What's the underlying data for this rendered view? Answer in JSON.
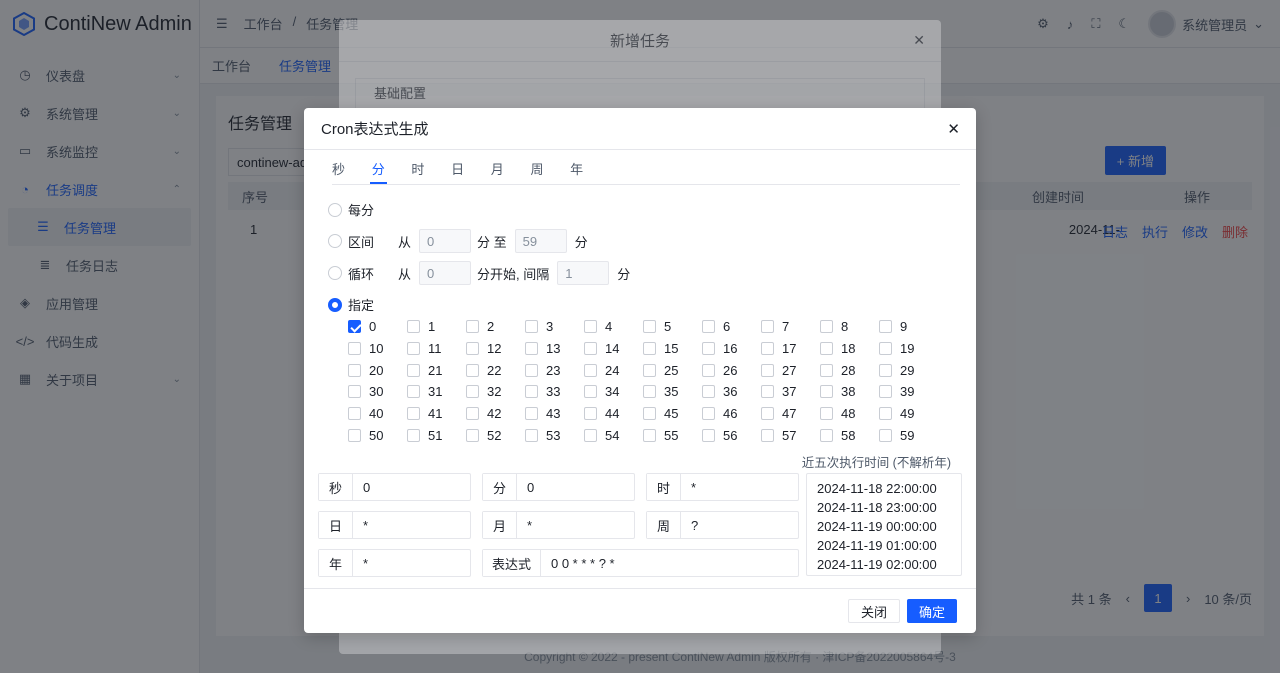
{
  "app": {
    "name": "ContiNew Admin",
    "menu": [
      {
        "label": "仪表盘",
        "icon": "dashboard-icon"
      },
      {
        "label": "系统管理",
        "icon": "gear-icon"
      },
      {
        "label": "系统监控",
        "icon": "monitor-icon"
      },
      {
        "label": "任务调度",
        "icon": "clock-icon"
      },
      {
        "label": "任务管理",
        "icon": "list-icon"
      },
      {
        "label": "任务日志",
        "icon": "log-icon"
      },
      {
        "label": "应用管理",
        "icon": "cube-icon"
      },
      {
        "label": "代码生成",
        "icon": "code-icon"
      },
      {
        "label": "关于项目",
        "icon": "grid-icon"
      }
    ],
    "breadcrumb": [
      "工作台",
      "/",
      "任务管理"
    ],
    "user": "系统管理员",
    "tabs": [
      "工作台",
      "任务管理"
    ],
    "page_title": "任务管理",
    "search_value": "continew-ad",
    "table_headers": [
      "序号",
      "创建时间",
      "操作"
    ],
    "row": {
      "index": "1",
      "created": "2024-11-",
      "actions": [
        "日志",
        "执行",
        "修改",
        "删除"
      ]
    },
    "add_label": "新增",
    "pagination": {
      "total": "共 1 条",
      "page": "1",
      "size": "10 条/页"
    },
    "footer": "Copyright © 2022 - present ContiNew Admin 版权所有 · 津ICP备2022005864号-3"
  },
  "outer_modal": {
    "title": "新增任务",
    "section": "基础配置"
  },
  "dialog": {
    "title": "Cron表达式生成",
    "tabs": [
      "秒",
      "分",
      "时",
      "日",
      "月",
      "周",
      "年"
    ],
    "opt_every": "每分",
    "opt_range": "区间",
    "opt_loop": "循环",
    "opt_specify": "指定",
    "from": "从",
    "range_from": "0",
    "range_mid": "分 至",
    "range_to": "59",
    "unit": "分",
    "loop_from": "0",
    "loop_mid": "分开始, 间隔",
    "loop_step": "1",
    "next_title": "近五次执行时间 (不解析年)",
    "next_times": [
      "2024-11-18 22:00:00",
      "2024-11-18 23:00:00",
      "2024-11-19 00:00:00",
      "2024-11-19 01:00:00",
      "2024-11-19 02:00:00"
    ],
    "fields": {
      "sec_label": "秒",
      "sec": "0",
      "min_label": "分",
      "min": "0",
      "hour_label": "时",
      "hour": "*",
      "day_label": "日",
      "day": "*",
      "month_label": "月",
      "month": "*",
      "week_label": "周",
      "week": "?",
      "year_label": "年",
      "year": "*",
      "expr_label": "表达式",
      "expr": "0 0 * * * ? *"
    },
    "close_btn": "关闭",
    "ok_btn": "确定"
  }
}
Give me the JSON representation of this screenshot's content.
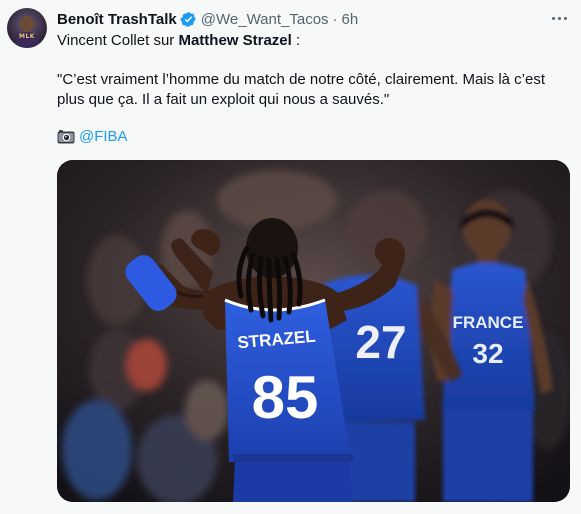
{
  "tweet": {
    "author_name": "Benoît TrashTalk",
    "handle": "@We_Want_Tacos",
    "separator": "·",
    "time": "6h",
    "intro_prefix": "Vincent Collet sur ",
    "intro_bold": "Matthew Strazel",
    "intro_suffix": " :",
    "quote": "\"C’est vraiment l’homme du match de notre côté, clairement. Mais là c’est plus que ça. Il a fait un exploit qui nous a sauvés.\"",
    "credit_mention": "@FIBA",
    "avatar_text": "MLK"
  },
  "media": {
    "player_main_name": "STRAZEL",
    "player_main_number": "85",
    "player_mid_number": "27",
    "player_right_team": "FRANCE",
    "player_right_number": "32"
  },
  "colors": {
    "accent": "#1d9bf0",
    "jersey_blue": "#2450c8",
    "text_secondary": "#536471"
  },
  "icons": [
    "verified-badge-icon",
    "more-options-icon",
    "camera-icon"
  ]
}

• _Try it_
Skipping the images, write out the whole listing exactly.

• _Answer space_
What's the underlying data for this rendered view? Answer in JSON.
{
  "app": {
    "name": "ContiNew Admin",
    "menu": [
      {
        "label": "仪表盘",
        "icon": "dashboard-icon"
      },
      {
        "label": "系统管理",
        "icon": "gear-icon"
      },
      {
        "label": "系统监控",
        "icon": "monitor-icon"
      },
      {
        "label": "任务调度",
        "icon": "clock-icon"
      },
      {
        "label": "任务管理",
        "icon": "list-icon"
      },
      {
        "label": "任务日志",
        "icon": "log-icon"
      },
      {
        "label": "应用管理",
        "icon": "cube-icon"
      },
      {
        "label": "代码生成",
        "icon": "code-icon"
      },
      {
        "label": "关于项目",
        "icon": "grid-icon"
      }
    ],
    "breadcrumb": [
      "工作台",
      "/",
      "任务管理"
    ],
    "user": "系统管理员",
    "tabs": [
      "工作台",
      "任务管理"
    ],
    "page_title": "任务管理",
    "search_value": "continew-ad",
    "table_headers": [
      "序号",
      "创建时间",
      "操作"
    ],
    "row": {
      "index": "1",
      "created": "2024-11-",
      "actions": [
        "日志",
        "执行",
        "修改",
        "删除"
      ]
    },
    "add_label": "新增",
    "pagination": {
      "total": "共 1 条",
      "page": "1",
      "size": "10 条/页"
    },
    "footer": "Copyright © 2022 - present ContiNew Admin 版权所有 · 津ICP备2022005864号-3"
  },
  "outer_modal": {
    "title": "新增任务",
    "section": "基础配置"
  },
  "dialog": {
    "title": "Cron表达式生成",
    "tabs": [
      "秒",
      "分",
      "时",
      "日",
      "月",
      "周",
      "年"
    ],
    "opt_every": "每分",
    "opt_range": "区间",
    "opt_loop": "循环",
    "opt_specify": "指定",
    "from": "从",
    "range_from": "0",
    "range_mid": "分 至",
    "range_to": "59",
    "unit": "分",
    "loop_from": "0",
    "loop_mid": "分开始, 间隔",
    "loop_step": "1",
    "next_title": "近五次执行时间 (不解析年)",
    "next_times": [
      "2024-11-18 22:00:00",
      "2024-11-18 23:00:00",
      "2024-11-19 00:00:00",
      "2024-11-19 01:00:00",
      "2024-11-19 02:00:00"
    ],
    "fields": {
      "sec_label": "秒",
      "sec": "0",
      "min_label": "分",
      "min": "0",
      "hour_label": "时",
      "hour": "*",
      "day_label": "日",
      "day": "*",
      "month_label": "月",
      "month": "*",
      "week_label": "周",
      "week": "?",
      "year_label": "年",
      "year": "*",
      "expr_label": "表达式",
      "expr": "0 0 * * * ? *"
    },
    "close_btn": "关闭",
    "ok_btn": "确定"
  }
}
Give me the JSON representation of this screenshot's content.
{
  "tweet": {
    "author_name": "Benoît TrashTalk",
    "handle": "@We_Want_Tacos",
    "separator": "·",
    "time": "6h",
    "intro_prefix": "Vincent Collet sur ",
    "intro_bold": "Matthew Strazel",
    "intro_suffix": " :",
    "quote": "\"C’est vraiment l’homme du match de notre côté, clairement. Mais là c’est plus que ça. Il a fait un exploit qui nous a sauvés.\"",
    "credit_mention": "@FIBA",
    "avatar_text": "MLK"
  },
  "media": {
    "player_main_name": "STRAZEL",
    "player_main_number": "85",
    "player_mid_number": "27",
    "player_right_team": "FRANCE",
    "player_right_number": "32"
  },
  "colors": {
    "accent": "#1d9bf0",
    "jersey_blue": "#2450c8",
    "text_secondary": "#536471"
  },
  "icons": [
    "verified-badge-icon",
    "more-options-icon",
    "camera-icon"
  ]
}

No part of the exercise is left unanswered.